Harvard’s Big Moves of the Month: June

Joe McNamara

07 Jul 2022

This month, we look at what hit the headlines in June, developments in the marketing and PR industry, pick our favourite creative campaign, and ask one of our wonderful team members for her best piece of career advice.

Tech news: London Tech Week

London Tech Week (LTW) returned to its established slot in the annual calendar after a couple of strange years thanks to Covid. The first fully in-person LTW since 2019, Chancellor Rishi Sunak opened the event by celebrating the UK’s global contribution to technology innovation – noting that the country has created more tech unicorns than any other country apart from the USA and China. Sunak also committed to a 50% increase in government investment in the sector over the next few years. Meanwhile Secretary of State for the Department of Business, Energy and Industrial Strategy, Kwasi Kwarteng, attended Quantum Summit 2022 – using the platform to announce the formation of a national quantum strategy which will be announced this year. Investment and intrigue in quantum is gathering pace – with the MOD acquiring the first government-owned quantum computer last month.

Industry news: Media trainers of the world unite

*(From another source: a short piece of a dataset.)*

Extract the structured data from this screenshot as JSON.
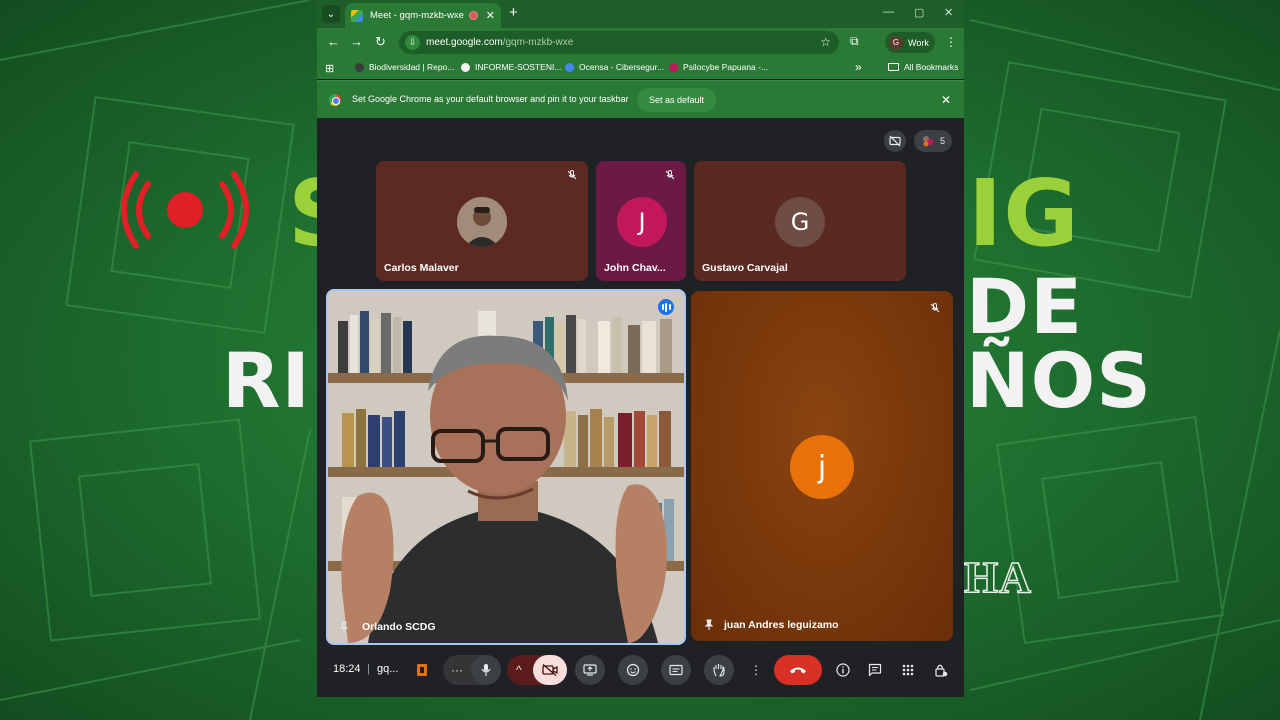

News watchers across the UK have been mesmerised by RMT Secretary General Mick Lynch who came under fire from several high profile broadcasters for his leadership of a series of widespread rail strikes. Even many who are naturally opposed to the industrial action were impressed by Lynch’s ability to explain his position in a calm, direct, and at times humorous manner. It’s fair to say there is a new case study in town for PR consultants and media trainers who want to impart the value of answering questions directly and bridging to the key points you want to land; being totally across your brief and prepared to talk at any level of detail; and diffusing difficult exchanges by remaining calm, even using humour. If you missed Lynch’s greatest hits – you can always rely on YouTube users to put together a compilation!

Frontpage news: Roe v Wade and human rights ‘reform’

Given the UK’s strong cultural links to the USA, many were horrified by the judgment of the US Supreme Court which overturned the landmark decision of the Roe v Wade case in 1973, which determined that the Constitution of the United States generally protects a woman’s right to choose to have an abortion. The controversial decision is a blow for women all over the world, prompting businesses and pro-choice state leaders to strongly condemn the judgment and offer additional family planning support measures. From a technology perspective, there is set to be further debate around how user data is stored and shared with third parties – with fears that this could be used against women seeking an abortion. However, tech is already being used by organisations attempting to empower women such as The National Abortion Federation, which has published an online map to help users find abortion care.

Creative moves: Ogle, turn off SafeSearch

Sexual wellbeing brand Lovehoney has launched a billboard campaign to help consenting adults turn off Google SafeSearch to find its sex-positive content and products. Ogle sees the recongisable primary colours of the Google search engine alongside the copy: “Turn off SafeSearch to lay eyes on the full range.” The campaign comes after Lovehoney noted that changes to SafeSearch in 2021 meant an estimated 700,000 customers were preventing from finding the brand in the space of just two months. As well as targeting consumers the campaign looked to grab the attention of Big Tech to ask them to stop treating sexuality as something that is sinful, while allowing harmful content to slip through the next.

Making your move with… Elena Magla

I’m a Senior Marketing Executive at Harvard – the number one brand champion, on a mission to externalise and shout about the incredible work we’re doing while having loads of fun and feeling like we’re part of a big family. I had recently completely a bachelor and master’s in Psychology when marketing found me. An opportunity turned up to work in a creative agency and I never looked back. Marketing felt like the perfect outlet to express my creativity, to explore and experiment, and it continues to give me this freedom to this day. No marketer should be afraid to experiment, it’s a constant trial and error process and it’s individual for each brand, so be adventurous and open to change, have fun and allow yourself to think beyond those metrics.